But that's not even the worst thing writing can do to you. That part is actually quite fun! Plus, you managed to complete ten thousand words. Hurrah!

No, the worst part is when you're there, exhausted in your bones and in your soul and just drained from pouring all of that out of you and onto the page...and then you reread it, the next day.

And oh, how it sucks great big donkey balls. How much you hate yourself, for writing such unadultered shite. Life has no meaning. Everything is despair. Bring on the zombie apocalypse because Lord knows it sounds better than slogging away at something you've mysteriously lost the knack for.

Which is all just a long way of saying: no, I don't do NaNoWriMo. And no, I never will. The thought of waking up on the bathroom floor after a month of forgetting to wee, drink, eat, sleep and take it easy on myself is just too grim to bear.

Monday, October 18, 2010


 I don't mean special little snowflakes.

For years, I've read about people participating in National Novel Writing Month, but it seemed so different from the way that I write that I didn't get involved. This year, I decided to take on the challenge. Normally, on the strength of a good opening and a vague idea of the end of the story, I dive in head first and figure out the middle stuff as I write it. This is known as being a panster - as in "By the seat of your pants."  Normally, I'm not too keen on the idea of an outline. It seems too rigid. But this is my chance to try new things, and veterans of former years advised prep work, so I've spent a lot of time this month getting my act together.

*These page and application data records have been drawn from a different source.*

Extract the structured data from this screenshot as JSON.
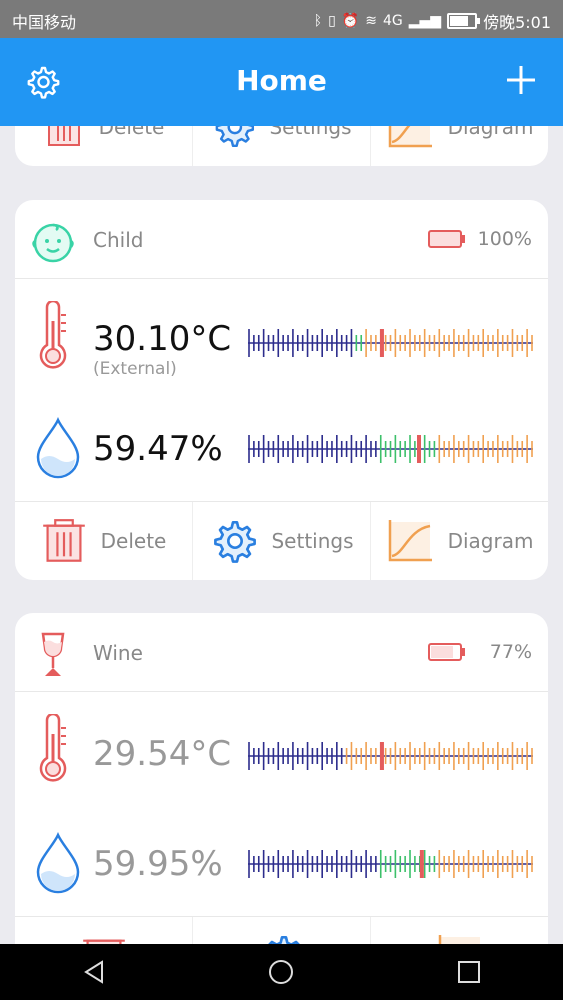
{
  "status_bar": {
    "carrier": "中国移动",
    "time": "傍晚5:01",
    "signal_label": "4G"
  },
  "app_bar": {
    "title": "Home",
    "settings_icon": "gear-icon",
    "add_icon": "plus-icon"
  },
  "actions": {
    "delete": "Delete",
    "settings": "Settings",
    "diagram": "Diagram"
  },
  "colors": {
    "accent": "#2196f3",
    "red": "#e45c5c",
    "blue": "#2a7fe0",
    "orange": "#f0a050",
    "green": "#3cc06a",
    "teal": "#39d3a6"
  },
  "devices": [
    {
      "name": "Child",
      "battery": "100%",
      "battery_level": 1.0,
      "temperature": "30.10°C",
      "temperature_note": "(External)",
      "temperature_marker": 0.47,
      "humidity": "59.47%",
      "humidity_marker": 0.6
    },
    {
      "name": "Wine",
      "battery": "77%",
      "battery_level": 0.77,
      "temperature": "29.54°C",
      "temperature_marker": 0.47,
      "humidity": "59.95%",
      "humidity_marker": 0.61
    }
  ]
}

I'm using Randy Ingermanson's snowflake method of writing. Instead of sweating out the dreaded synopsis after writing the novel, in the snowflake method, you write the synopsis first. Actually, the first thing you write is a single sentence that summarizes your story. His advice was to look at the New York Times bestseller's list for examples, so I did. Talk about being forced to truly focus on what your story is about! In a way, that wasn't such a foreign idea for me, since I had a note on my computer that said, "What is the story about?" to remind myself to stay on theme as I wrote. I found out that there's a huge difference between nebulously knowing what the story is about and writing it down. He says take an hour to write it. I wrote mine in ten minutes, came back to it days later, worked on it some more, and finally had a version I liked a week later. I had moved on to the other steps, something he says is fine to do, but kept going back to the beginning. As that one sentence took shape, the later steps were easier.

The second step was to write a five-sentence paragraph that tells the beginning, middle, and end of the story. (That's not exactly the way he puts it. I advise searching the internet for his steps as he has other helpful advice.) I struggled over this part since, as I said, I usually waffle the middle part until I write it. 

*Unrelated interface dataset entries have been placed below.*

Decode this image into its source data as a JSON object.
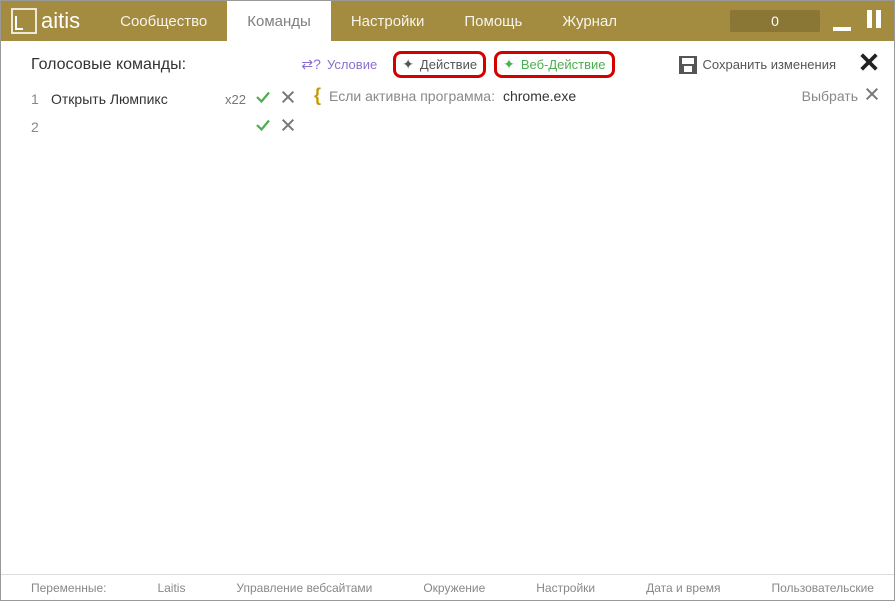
{
  "app": {
    "name": "aitis"
  },
  "tabs": {
    "community": "Сообщество",
    "commands": "Команды",
    "settings": "Настройки",
    "help": "Помощь",
    "journal": "Журнал"
  },
  "counter": "0",
  "toolbar": {
    "title": "Голосовые команды:",
    "condition": "Условие",
    "action": "Действие",
    "webaction": "Веб-Действие",
    "save": "Сохранить изменения"
  },
  "commands": [
    {
      "n": "1",
      "text": "Открыть Люмпикс",
      "count": "x22"
    },
    {
      "n": "2",
      "text": "",
      "count": ""
    }
  ],
  "condition": {
    "label": "Если активна программа:",
    "value": "chrome.exe",
    "choose": "Выбрать"
  },
  "footer": {
    "label": "Переменные:",
    "items": [
      "Laitis",
      "Управление вебсайтами",
      "Окружение",
      "Настройки",
      "Дата и время",
      "Пользовательские"
    ]
  }
}
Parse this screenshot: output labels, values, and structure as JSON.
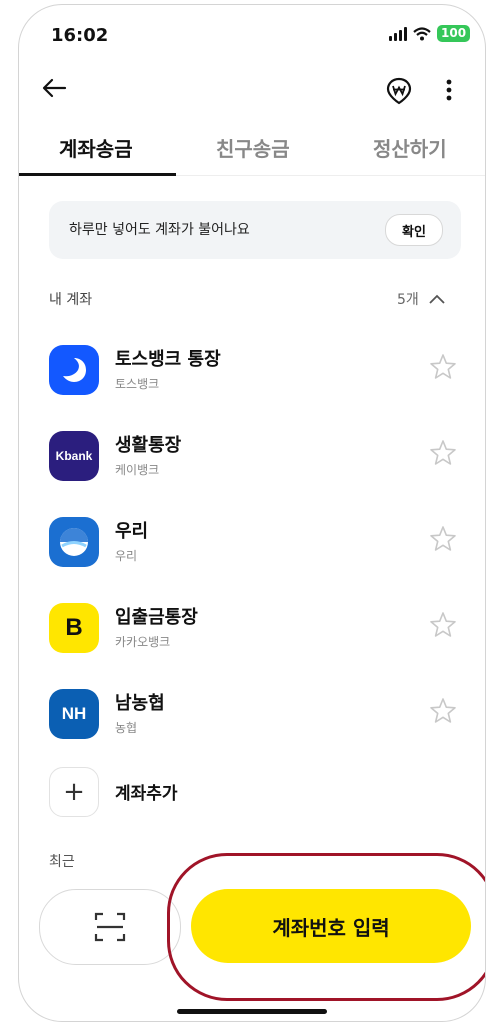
{
  "status": {
    "time": "16:02",
    "battery": "100"
  },
  "header": {
    "back": "back-icon",
    "won": "won-icon",
    "more": "more-icon"
  },
  "tabs": [
    {
      "label": "계좌송금",
      "active": true
    },
    {
      "label": "친구송금",
      "active": false
    },
    {
      "label": "정산하기",
      "active": false
    }
  ],
  "banner": {
    "text": "하루만 넣어도 계좌가 불어나요",
    "button": "확인"
  },
  "accounts_section": {
    "label": "내 계좌",
    "count": "5개"
  },
  "accounts": [
    {
      "name": "토스뱅크 통장",
      "bank": "토스뱅크",
      "color": "#1358ff"
    },
    {
      "name": "생활통장",
      "bank": "케이뱅크",
      "color": "#2b1e7e",
      "logo_text": "Kbank"
    },
    {
      "name": "우리",
      "bank": "우리",
      "color": "#1b6fd1"
    },
    {
      "name": "입출금통장",
      "bank": "카카오뱅크",
      "color": "#ffe600",
      "logo_text": "B"
    },
    {
      "name": "남농협",
      "bank": "농협",
      "color": "#0b5fb3",
      "logo_text": "NH"
    }
  ],
  "add_account": {
    "label": "계좌추가",
    "icon": "+"
  },
  "recent": {
    "label": "최근"
  },
  "actions": {
    "scan": "scan-icon",
    "enter": "계좌번호 입력"
  },
  "colors": {
    "accent": "#ffe600",
    "highlight": "#a01428"
  }
}
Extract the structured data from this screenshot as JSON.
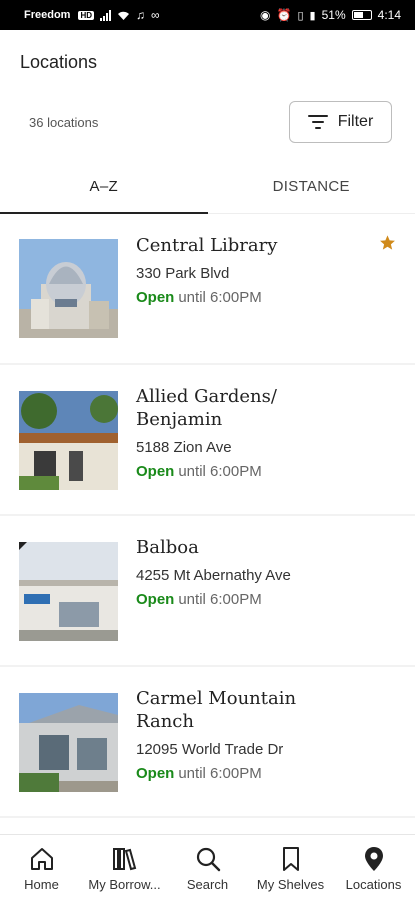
{
  "status_bar": {
    "carrier": "Freedom",
    "carrier_badge": "HD",
    "battery": "51%",
    "time": "4:14"
  },
  "header": {
    "title": "Locations"
  },
  "toolbar": {
    "count_text": "36 locations",
    "filter_label": "Filter"
  },
  "tabs": [
    {
      "label": "A–Z",
      "active": true
    },
    {
      "label": "DISTANCE",
      "active": false
    }
  ],
  "locations": [
    {
      "name": "Central Library",
      "address": "330 Park Blvd",
      "open_label": "Open",
      "hours": "until 6:00PM",
      "favorite": true
    },
    {
      "name": "Allied Gardens/ Benjamin",
      "address": "5188  Zion Ave",
      "open_label": "Open",
      "hours": "until 6:00PM",
      "favorite": false
    },
    {
      "name": "Balboa",
      "address": "4255 Mt Abernathy Ave",
      "open_label": "Open",
      "hours": "until 6:00PM",
      "favorite": false
    },
    {
      "name": "Carmel Mountain Ranch",
      "address": "12095  World Trade Dr",
      "open_label": "Open",
      "hours": "until 6:00PM",
      "favorite": false
    }
  ],
  "colors": {
    "open": "#1a8a1a",
    "favorite_star": "#d08a1a"
  },
  "bottom_nav": [
    {
      "label": "Home",
      "icon": "home-icon"
    },
    {
      "label": "My Borrow...",
      "icon": "books-icon"
    },
    {
      "label": "Search",
      "icon": "search-icon"
    },
    {
      "label": "My Shelves",
      "icon": "bookmark-icon"
    },
    {
      "label": "Locations",
      "icon": "location-pin-icon"
    }
  ]
}
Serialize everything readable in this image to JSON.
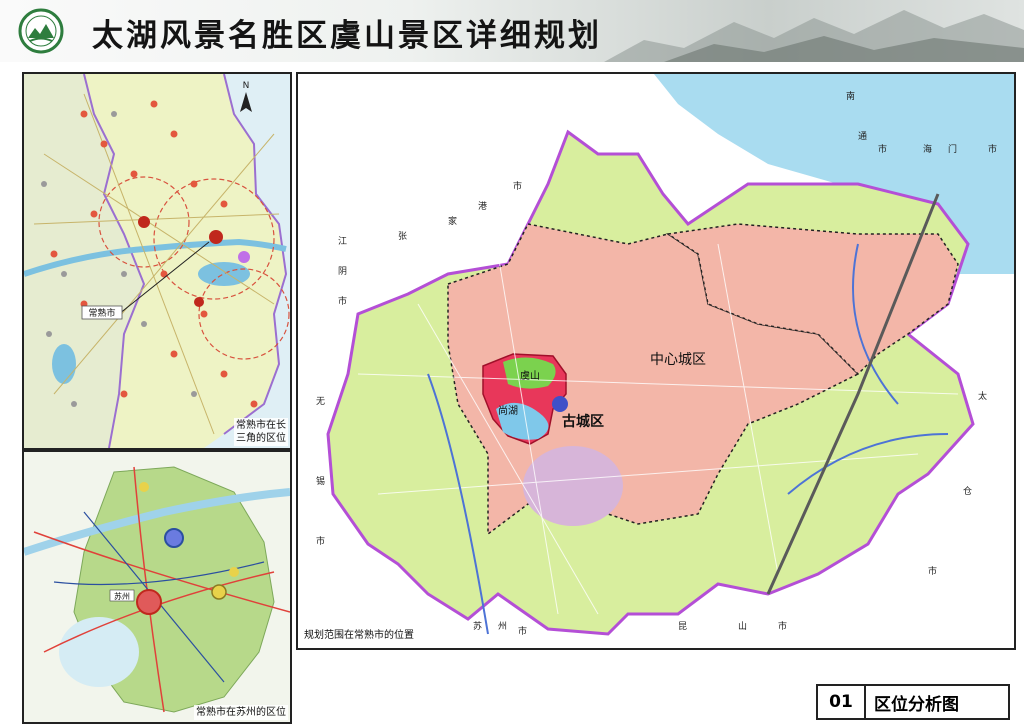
{
  "header": {
    "title": "太湖风景名胜区虞山景区详细规划"
  },
  "top_left_map": {
    "caption_line1": "常熟市在长",
    "caption_line2": "三角的区位",
    "callout_label": "常熟市",
    "north_symbol": "N"
  },
  "bottom_left_map": {
    "caption": "常熟市在苏州的区位",
    "city_label": "苏州"
  },
  "main_map": {
    "caption": "规划范围在常熟市的位置",
    "zone_central": "中心城区",
    "zone_old_town": "古城区",
    "mountain": "虞山",
    "lake": "尚湖",
    "border_chars": [
      "江",
      "阴",
      "市",
      "张",
      "家",
      "港",
      "市",
      "南",
      "通",
      "市",
      "海",
      "门",
      "市",
      "太",
      "仓",
      "市",
      "昆",
      "山",
      "市",
      "苏",
      "州",
      "市",
      "无",
      "锡",
      "市"
    ]
  },
  "footer": {
    "number": "01",
    "title": "区位分析图"
  },
  "colors": {
    "boundary": "#b44fd6",
    "central_zone": "#f3b6a8",
    "suburb": "#d8ee9e",
    "old_town": "#e8375a",
    "water": "#9fd8ee",
    "mountain": "#7bd24e"
  }
}
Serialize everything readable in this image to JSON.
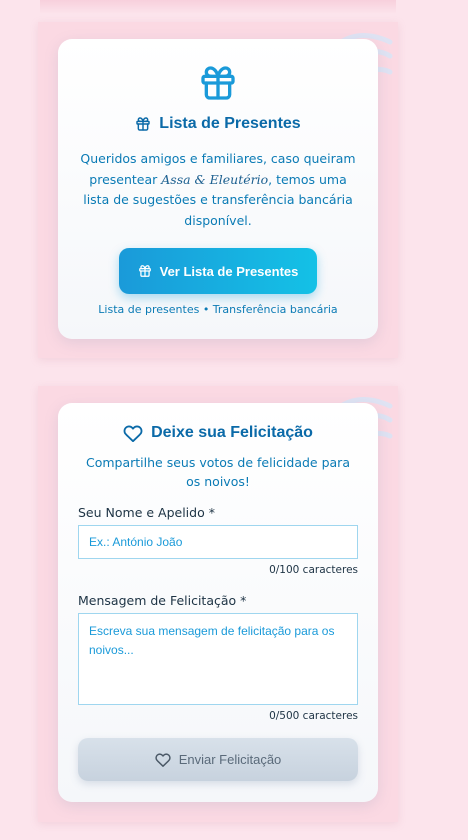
{
  "gift_card": {
    "icon": "gift-icon",
    "title": "Lista de Presentes",
    "description_before": "Queridos amigos e familiares, caso queiram presentear ",
    "couple_names": "Assa & Eleutério",
    "description_after": ", temos uma lista de sugestões e transferência bancária disponível.",
    "button_label": "Ver Lista de Presentes",
    "footer": "Lista de presentes • Transferência bancária"
  },
  "felicitation_card": {
    "icon": "heart-icon",
    "title": "Deixe sua Felicitação",
    "subtitle": "Compartilhe seus votos de felicidade para os noivos!",
    "name_label": "Seu Nome e Apelido *",
    "name_placeholder": "Ex.: António João",
    "name_counter": "0/100 caracteres",
    "message_label": "Mensagem de Felicitação *",
    "message_placeholder": "Escreva sua mensagem de felicitação para os noivos...",
    "message_counter": "0/500 caracteres",
    "send_label": "Enviar Felicitação"
  },
  "colors": {
    "page_background": "#fce4ec",
    "accent_blue": "#0b6aa8",
    "button_gradient_start": "#1a9ad9",
    "button_gradient_end": "#14c1e6",
    "disabled_button": "#d0dae4"
  }
}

This is my approach to mentally outlining a novel in a nutshell:

However, "and then some stuff happens" isn't an option in writing the five-sentence paragraph, so I had to focus on an actual chain of events. Whoa! The nebulous suddenly had shape! It wasn't "sort of an idea" anymore. It was beginning to look like a real plot.
As I worked on step 3, the character sketches, I went back to tweak the paragraph in step 2 because with every word I put down about my characters not only did they come more into focus, so did the story.

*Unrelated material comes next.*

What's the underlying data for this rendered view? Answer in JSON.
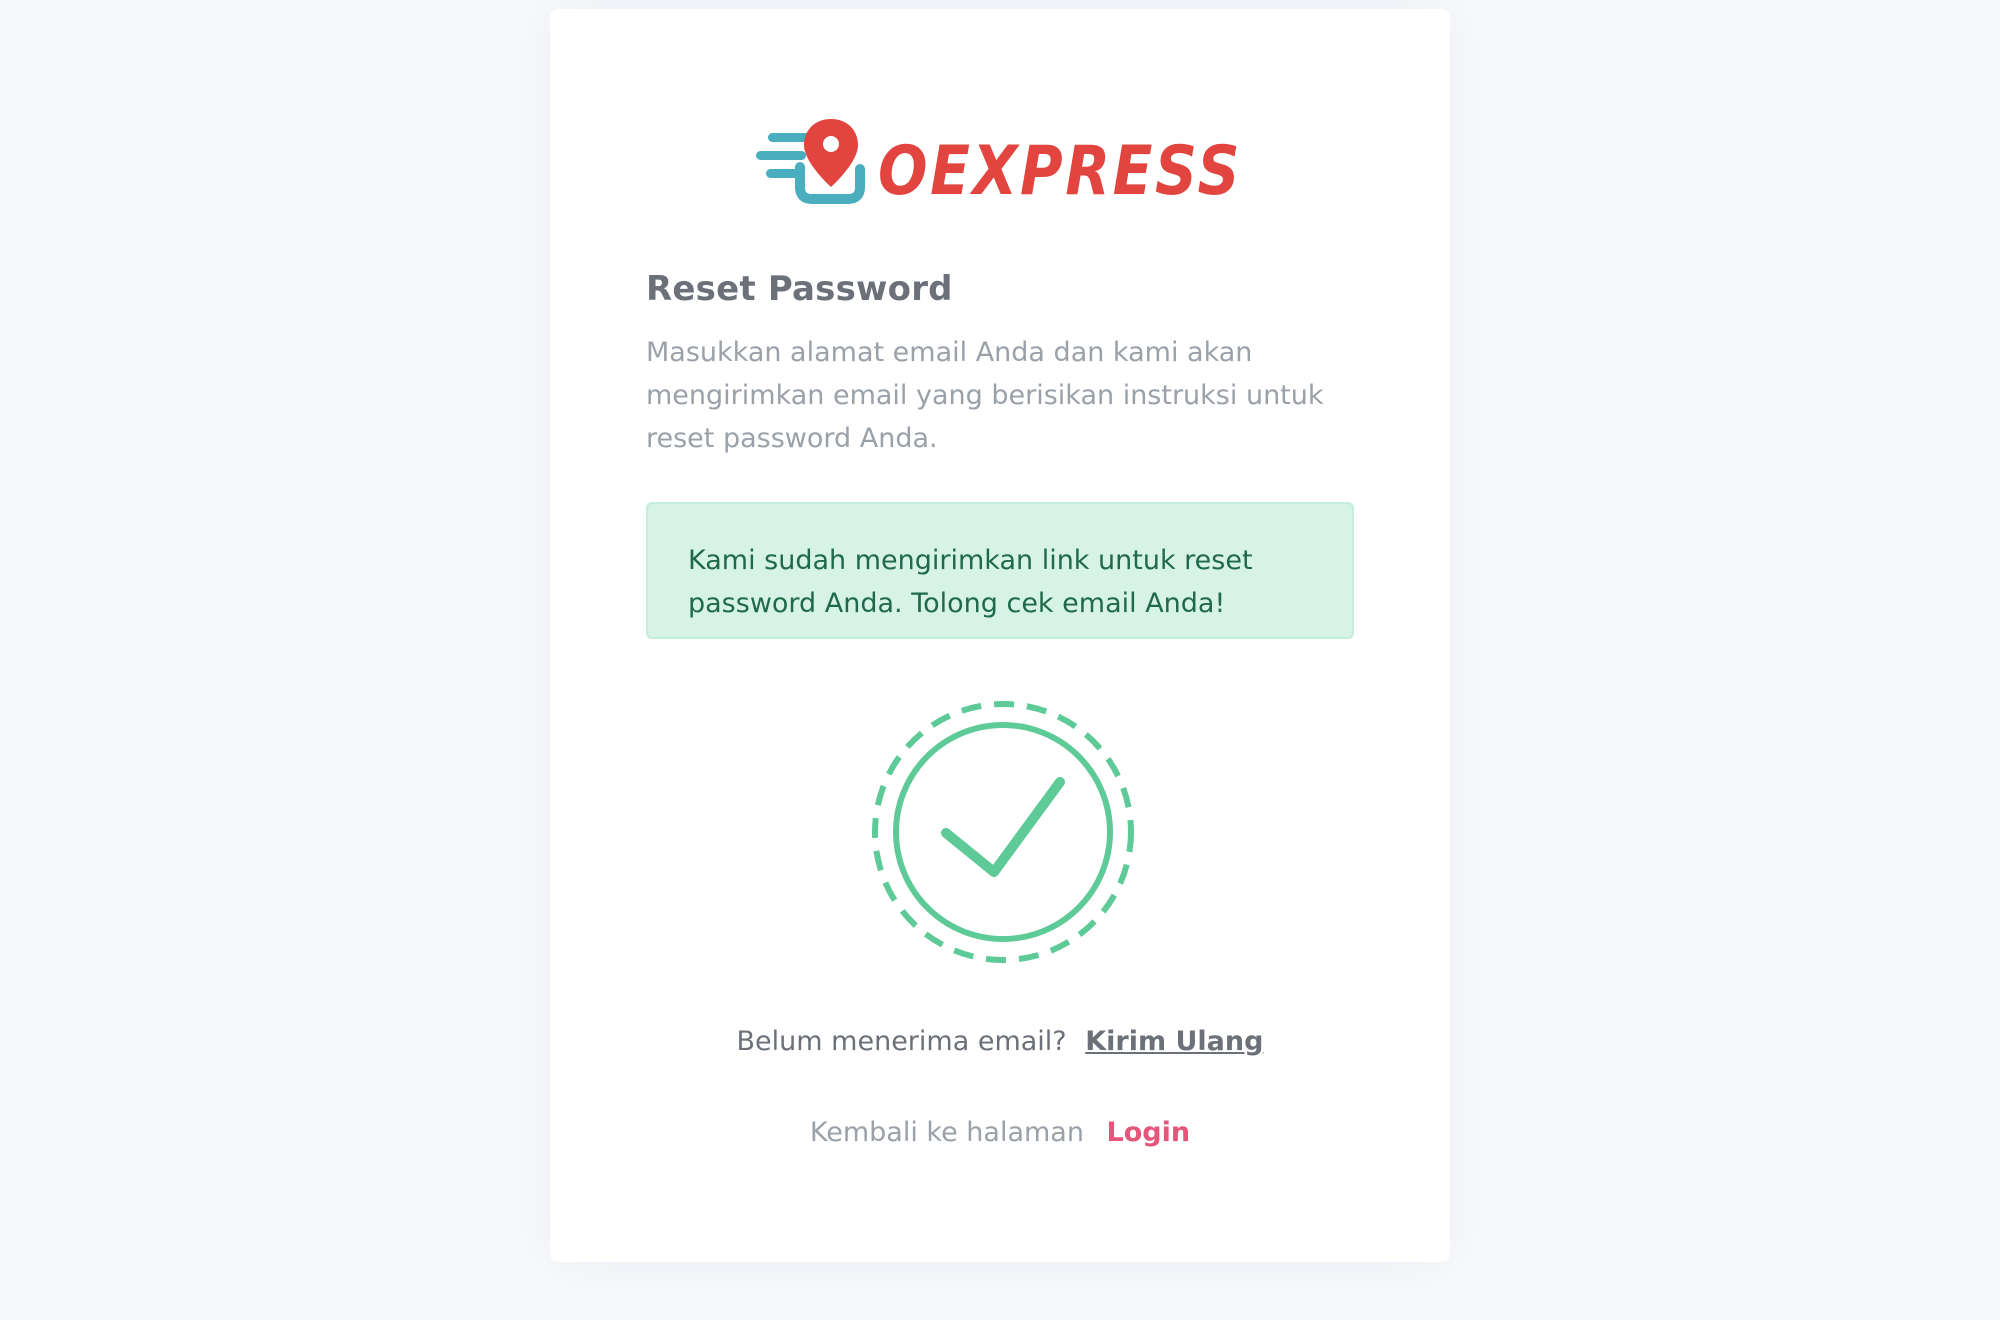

In step 4, I took my paragraph from Step 2 and expanded on each sentence. I realized that I almost had in mind too much story (a frequent problem of mine), so I cut back to the most exciting, tightly focused part of the story. Having too many characters is also a problem, so I kept the action between the two main characters and an important secondary, but it also gave me an idea of the supporting cast I would need.

 Step 5 is telling the story from each main character's POV. He calls this a character synopsis. By now, the word synopsis has been used so much in this process that I no longer flinch when I see it. I think that's a good thing.

That's all I've done thus far with the ten steps, but I work at it every day. While I thought this approach would kill my creativity, all it does is change the order in which I create. Instead of wondering twenty thousand words into the novel what happens next, I'm figuring that out now.  It seems much more efficient.